What is required: The answer is every line of the records that holds the word "List", copied in full.

--*--

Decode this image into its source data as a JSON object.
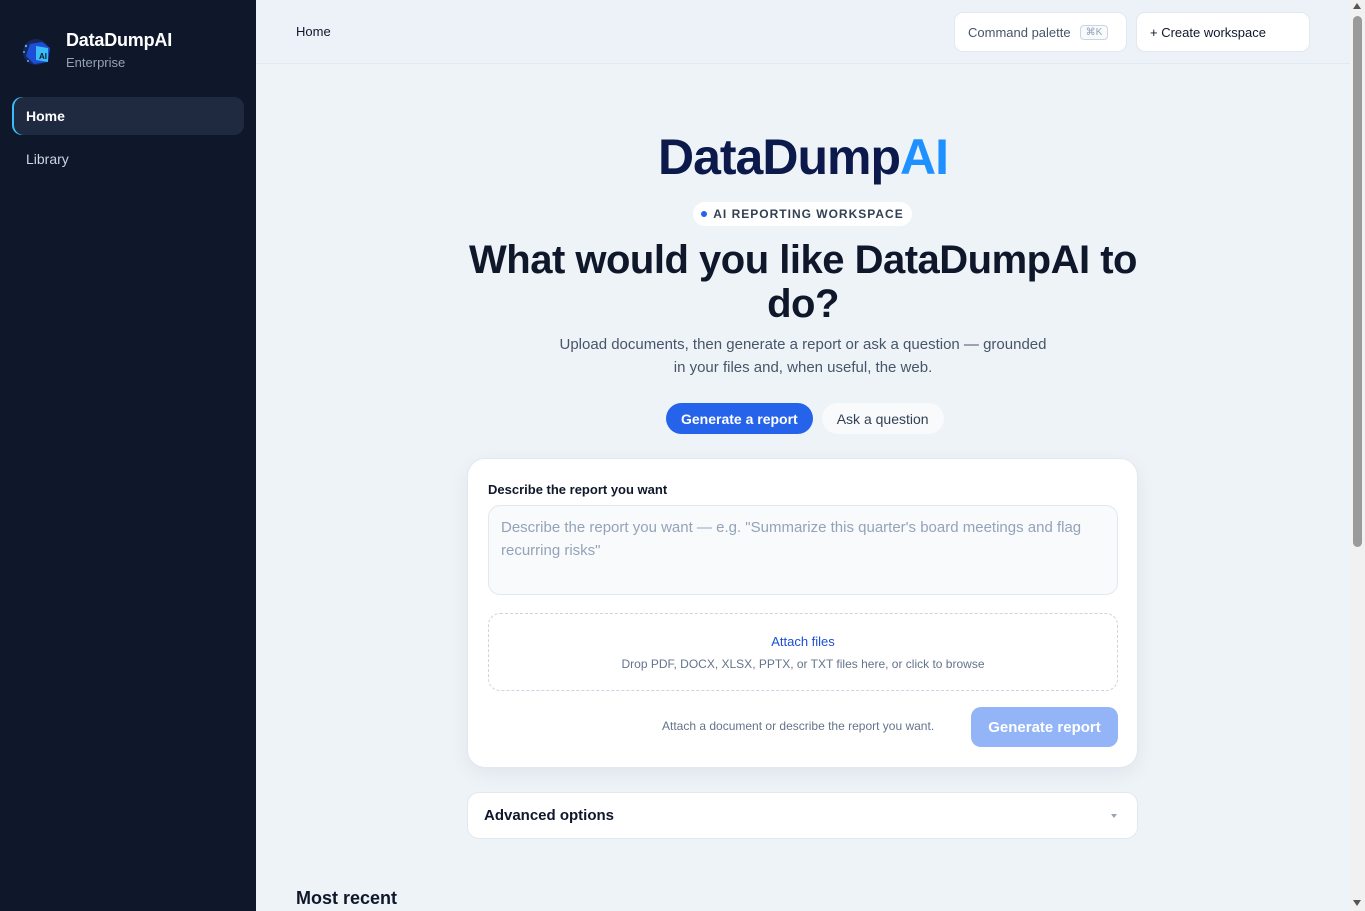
{
  "app": {
    "brand_name": "DataDumpAI",
    "brand_sub": "Enterprise",
    "logo_icon": "ai-cube-logo-icon"
  },
  "sidebar": {
    "items": [
      {
        "label": "Home",
        "active": true
      },
      {
        "label": "Library",
        "active": false
      }
    ]
  },
  "header": {
    "breadcrumb": "Home",
    "command_palette": "Command palette",
    "shortcut": "⌘K",
    "create_workspace": "+ Create workspace"
  },
  "hero": {
    "logo_main": "DataDump",
    "logo_accent": "AI",
    "badge": "AI REPORTING WORKSPACE",
    "headline": "What would you like DataDumpAI to do?",
    "subline": "Upload documents, then generate a report or ask a question — grounded in your files and, when useful, the web."
  },
  "modes": {
    "generate": "Generate a report",
    "ask": "Ask a question"
  },
  "form": {
    "label": "Describe the report you want",
    "placeholder": "Describe the report you want — e.g. \"Summarize this quarter's board meetings and flag recurring risks\"",
    "attach_title": "Attach files",
    "attach_hint": "Drop PDF, DOCX, XLSX, PPTX, or TXT files here, or click to browse",
    "hint": "Attach a document or describe the report you want.",
    "submit": "Generate report"
  },
  "advanced": {
    "label": "Advanced options"
  },
  "recent": {
    "title": "Most recent"
  },
  "colors": {
    "sidebar_bg": "#0f172a",
    "accent": "#2563eb",
    "accent_disabled": "#93b4f6",
    "logo_ai": "#1e90ff"
  }
}
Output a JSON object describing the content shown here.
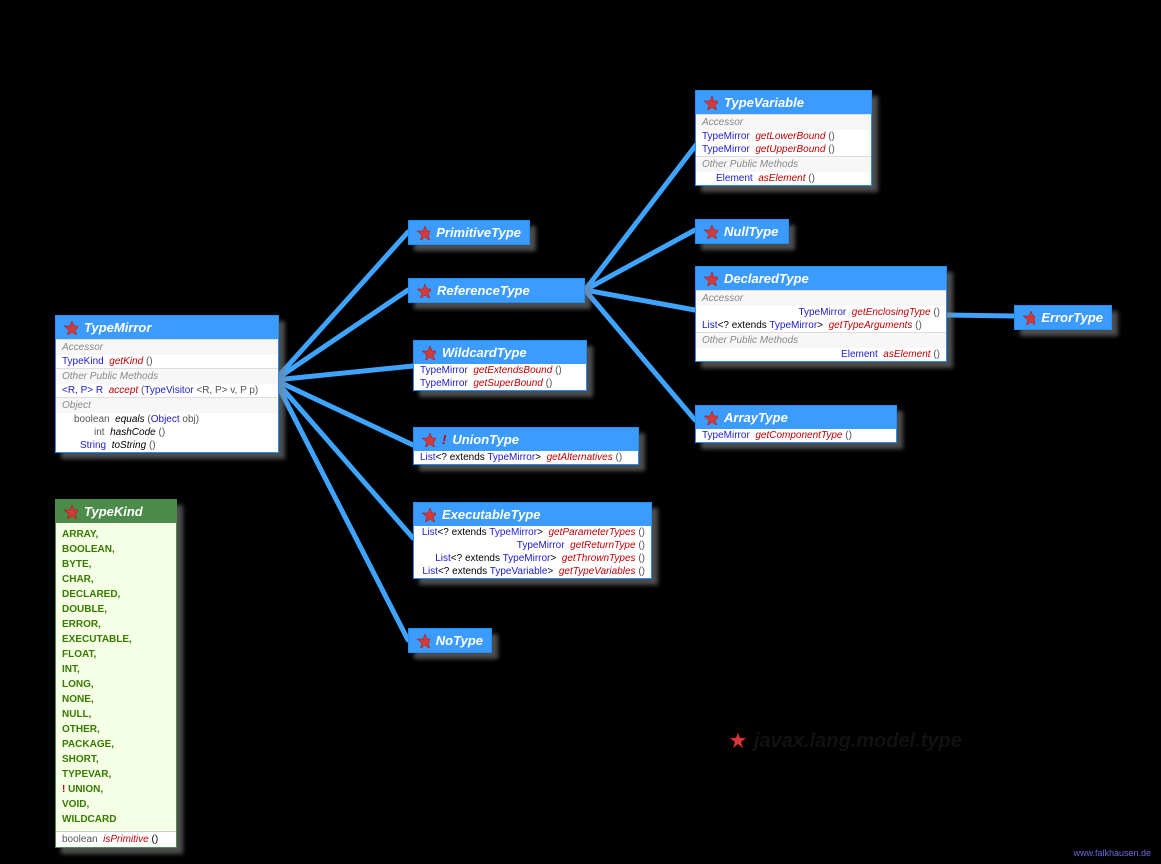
{
  "package_name": "javax.lang.model.type",
  "watermark": "www.falkhausen.de",
  "typeMirror": {
    "title": "TypeMirror",
    "sec1": "Accessor",
    "r1_ret": "TypeKind",
    "r1_nm": "getKind",
    "r1_par": "()",
    "sec2": "Other Public Methods",
    "r2_ret": "<R, P> R",
    "r2_nm": "accept",
    "r2_par": "(TypeVisitor <R, P> v, P p)",
    "sec3": "Object",
    "r3_ret": "boolean",
    "r3_nm": "equals",
    "r3_par": "(Object obj)",
    "r4_ret": "int",
    "r4_nm": "hashCode",
    "r4_par": "()",
    "r5_ret": "String",
    "r5_nm": "toString",
    "r5_par": "()"
  },
  "primitiveType": {
    "title": "PrimitiveType"
  },
  "referenceType": {
    "title": "ReferenceType"
  },
  "wildcardType": {
    "title": "WildcardType",
    "r1_ret": "TypeMirror",
    "r1_nm": "getExtendsBound",
    "r1_par": "()",
    "r2_ret": "TypeMirror",
    "r2_nm": "getSuperBound",
    "r2_par": "()"
  },
  "unionType": {
    "title": "UnionType",
    "bang": "!",
    "r1_ret": "List<? extends TypeMirror>",
    "r1_nm": "getAlternatives",
    "r1_par": "()"
  },
  "executableType": {
    "title": "ExecutableType",
    "r1_ret": "List<? extends TypeMirror>",
    "r1_nm": "getParameterTypes",
    "r1_par": "()",
    "r2_ret": "TypeMirror",
    "r2_nm": "getReturnType",
    "r2_par": "()",
    "r3_ret": "List<? extends TypeMirror>",
    "r3_nm": "getThrownTypes",
    "r3_par": "()",
    "r4_ret": "List<? extends TypeVariable>",
    "r4_nm": "getTypeVariables",
    "r4_par": "()"
  },
  "noType": {
    "title": "NoType"
  },
  "typeVariable": {
    "title": "TypeVariable",
    "sec1": "Accessor",
    "r1_ret": "TypeMirror",
    "r1_nm": "getLowerBound",
    "r1_par": "()",
    "r2_ret": "TypeMirror",
    "r2_nm": "getUpperBound",
    "r2_par": "()",
    "sec2": "Other Public Methods",
    "r3_ret": "Element",
    "r3_nm": "asElement",
    "r3_par": "()"
  },
  "nullType": {
    "title": "NullType"
  },
  "declaredType": {
    "title": "DeclaredType",
    "sec1": "Accessor",
    "r1_ret": "TypeMirror",
    "r1_nm": "getEnclosingType",
    "r1_par": "()",
    "r2_ret": "List<? extends TypeMirror>",
    "r2_nm": "getTypeArguments",
    "r2_par": "()",
    "sec2": "Other Public Methods",
    "r3_ret": "Element",
    "r3_nm": "asElement",
    "r3_par": "()"
  },
  "arrayType": {
    "title": "ArrayType",
    "r1_ret": "TypeMirror",
    "r1_nm": "getComponentType",
    "r1_par": "()"
  },
  "errorType": {
    "title": "ErrorType"
  },
  "typeKind": {
    "title": "TypeKind",
    "items": [
      "ARRAY,",
      "BOOLEAN,",
      "BYTE,",
      "CHAR,",
      "DECLARED,",
      "DOUBLE,",
      "ERROR,",
      "EXECUTABLE,",
      "FLOAT,",
      "INT,",
      "LONG,",
      "NONE,",
      "NULL,",
      "OTHER,",
      "PACKAGE,",
      "SHORT,",
      "TYPEVAR,",
      "! UNION,",
      "VOID,",
      "WILDCARD"
    ],
    "f_ret": "boolean",
    "f_nm": "isPrimitive",
    "f_par": "()"
  }
}
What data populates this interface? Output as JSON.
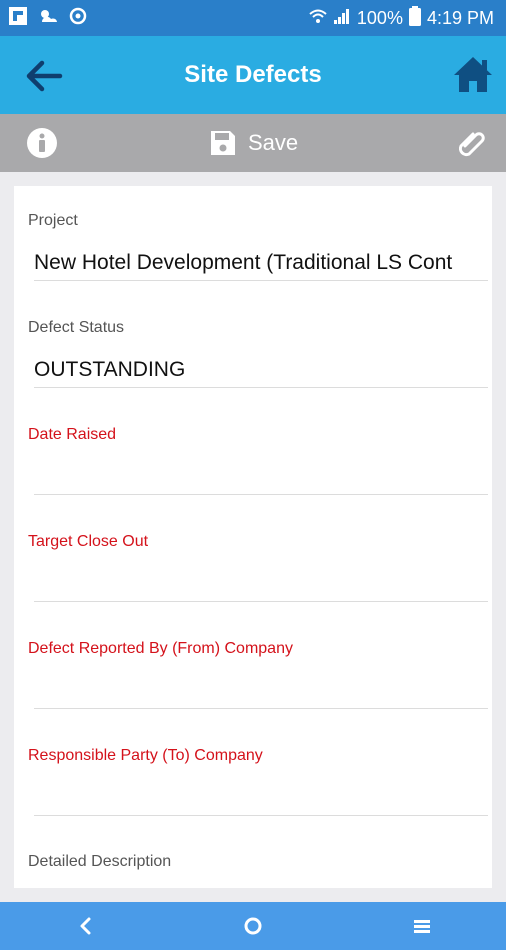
{
  "status": {
    "battery": "100%",
    "time": "4:19 PM",
    "icons": [
      "flipboard-icon",
      "weather-icon",
      "sync-icon",
      "wifi-icon",
      "signal-icon",
      "battery-icon"
    ]
  },
  "app_bar": {
    "title": "Site Defects",
    "icons": [
      "back-arrow-icon",
      "home-icon"
    ]
  },
  "toolbar": {
    "save_label": "Save",
    "icons": [
      "info-icon",
      "save-icon",
      "paperclip-icon"
    ]
  },
  "form": {
    "fields": [
      {
        "label": "Project",
        "value": "New Hotel Development (Traditional LS Cont",
        "required": false
      },
      {
        "label": "Defect Status",
        "value": "OUTSTANDING",
        "required": false
      },
      {
        "label": "Date Raised",
        "value": "",
        "required": true
      },
      {
        "label": "Target Close Out",
        "value": "",
        "required": true
      },
      {
        "label": "Defect Reported By (From) Company",
        "value": "",
        "required": true
      },
      {
        "label": "Responsible Party (To) Company",
        "value": "",
        "required": true
      },
      {
        "label": "Detailed Description",
        "value": "",
        "required": false
      }
    ]
  },
  "nav_bar": {
    "icons": [
      "nav-back-icon",
      "nav-home-icon",
      "nav-recents-icon"
    ]
  },
  "colors": {
    "status_bar": "#2a7fc9",
    "app_bar": "#2aace2",
    "toolbar": "#a9a9ab",
    "required_label": "#d4121b",
    "nav_bar": "#4a9be8"
  }
}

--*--

Solution to this task:
    "r1_ret": "List<? extends TypeMirror>",
    "r1_ret": "List<? extends TypeMirror>",
    "r3_ret": "List<? extends TypeMirror>",
    "r4_ret": "List<? extends TypeVariable>",
    "r2_ret": "List<? extends TypeMirror>",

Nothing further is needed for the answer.